>>

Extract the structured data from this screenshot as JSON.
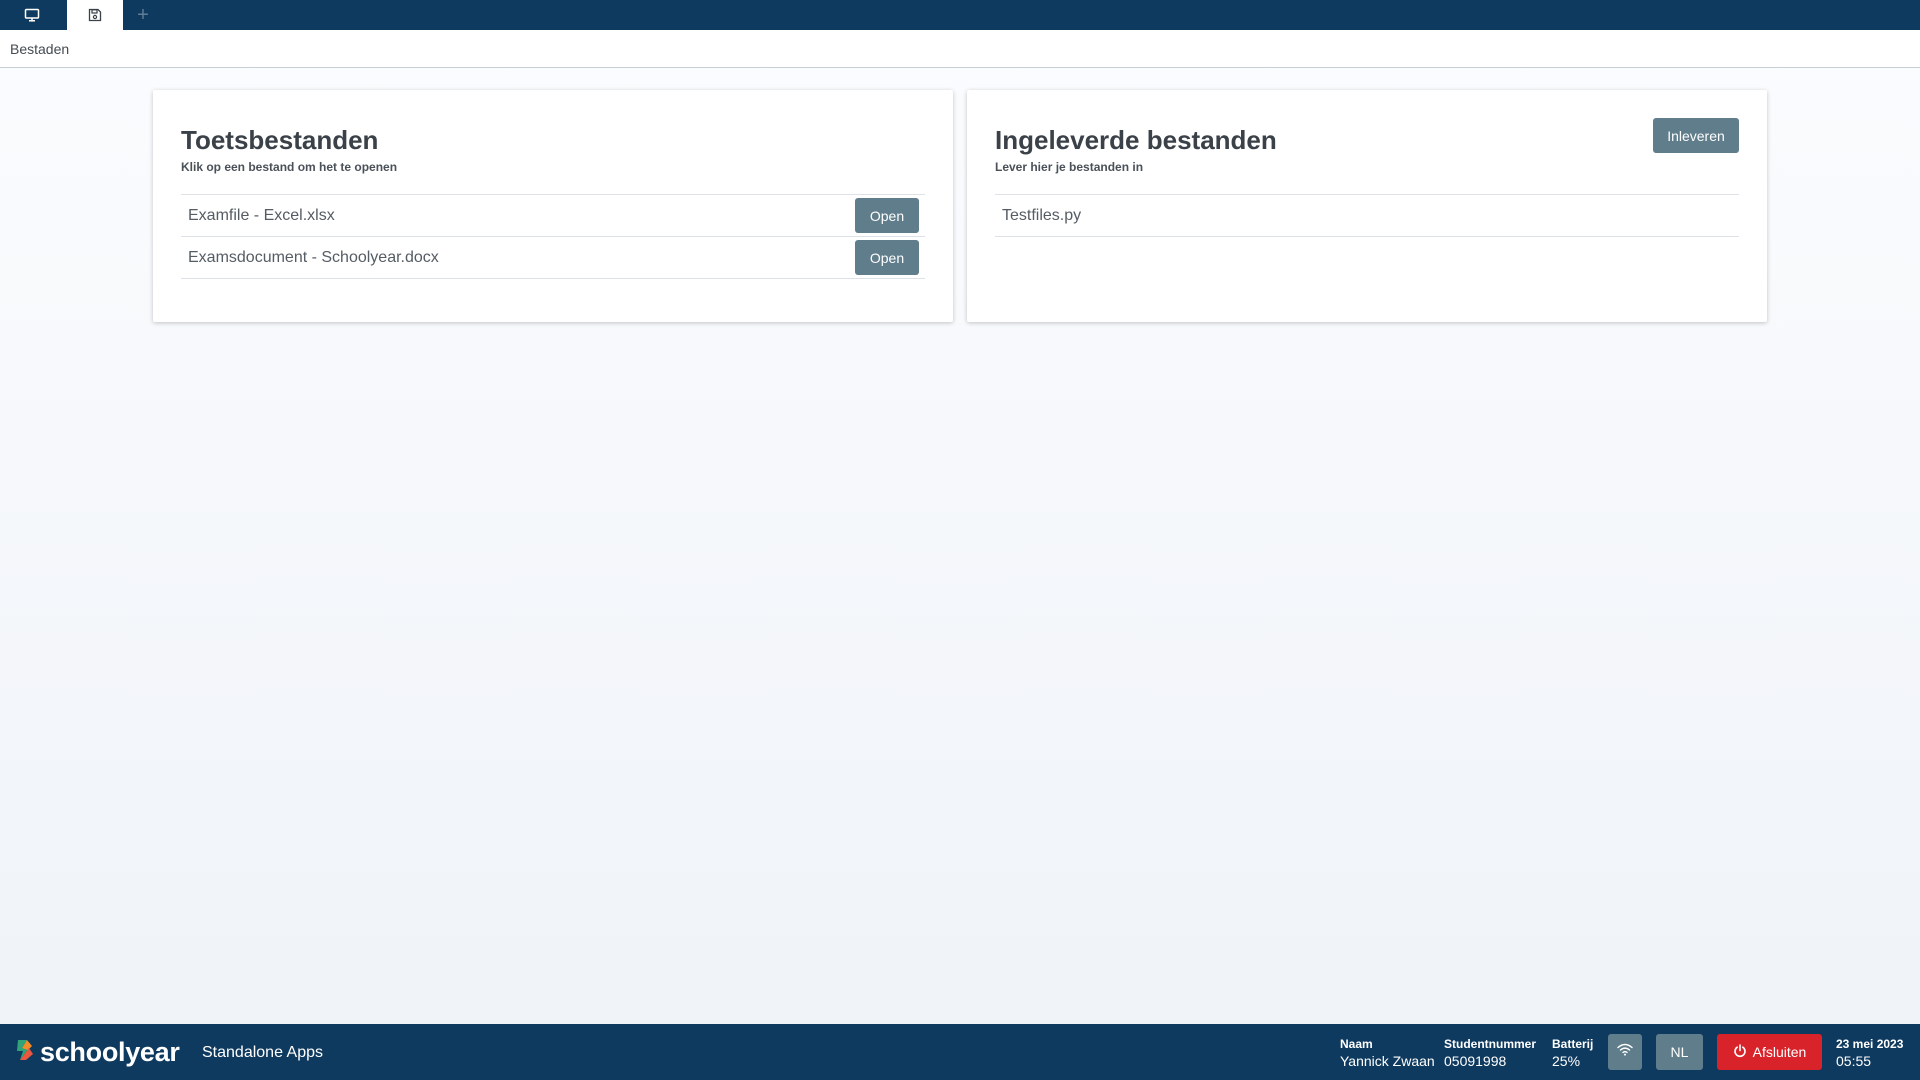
{
  "tabs": {
    "items": [
      {
        "icon": "monitor-icon",
        "active": false
      },
      {
        "icon": "save-icon",
        "active": true
      }
    ],
    "add_label": "+"
  },
  "breadcrumb": "Bestaden",
  "test_files": {
    "title": "Toetsbestanden",
    "subtitle": "Klik op een bestand om het te openen",
    "files": [
      {
        "name": "Examfile - Excel.xlsx",
        "action": "Open"
      },
      {
        "name": "Examsdocument - Schoolyear.docx",
        "action": "Open"
      }
    ]
  },
  "submitted_files": {
    "title": "Ingeleverde bestanden",
    "subtitle": "Lever hier je bestanden in",
    "submit_label": "Inleveren",
    "files": [
      {
        "name": "Testfiles.py"
      }
    ]
  },
  "footer": {
    "logo_text": "schoolyear",
    "app_label": "Standalone Apps",
    "name_label": "Naam",
    "name_value": "Yannick Zwaan",
    "student_label": "Studentnummer",
    "student_value": "05091998",
    "battery_label": "Batterij",
    "battery_value": "25%",
    "wifi_icon": "wifi-icon",
    "language": "NL",
    "exit_label": "Afsluiten",
    "date": "23 mei 2023",
    "time": "05:55"
  },
  "colors": {
    "navy": "#0f3a5f",
    "button_gray": "#607d8b",
    "exit_red": "#d8232a",
    "logo_green": "#2fa37a",
    "logo_orange": "#f28c28"
  }
}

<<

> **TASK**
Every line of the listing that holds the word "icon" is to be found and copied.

> **OUTPUT OF THE TASK**
        "icon": "monitor-icon",
        "icon": "save-icon",
    "wifi_icon": "wifi-icon",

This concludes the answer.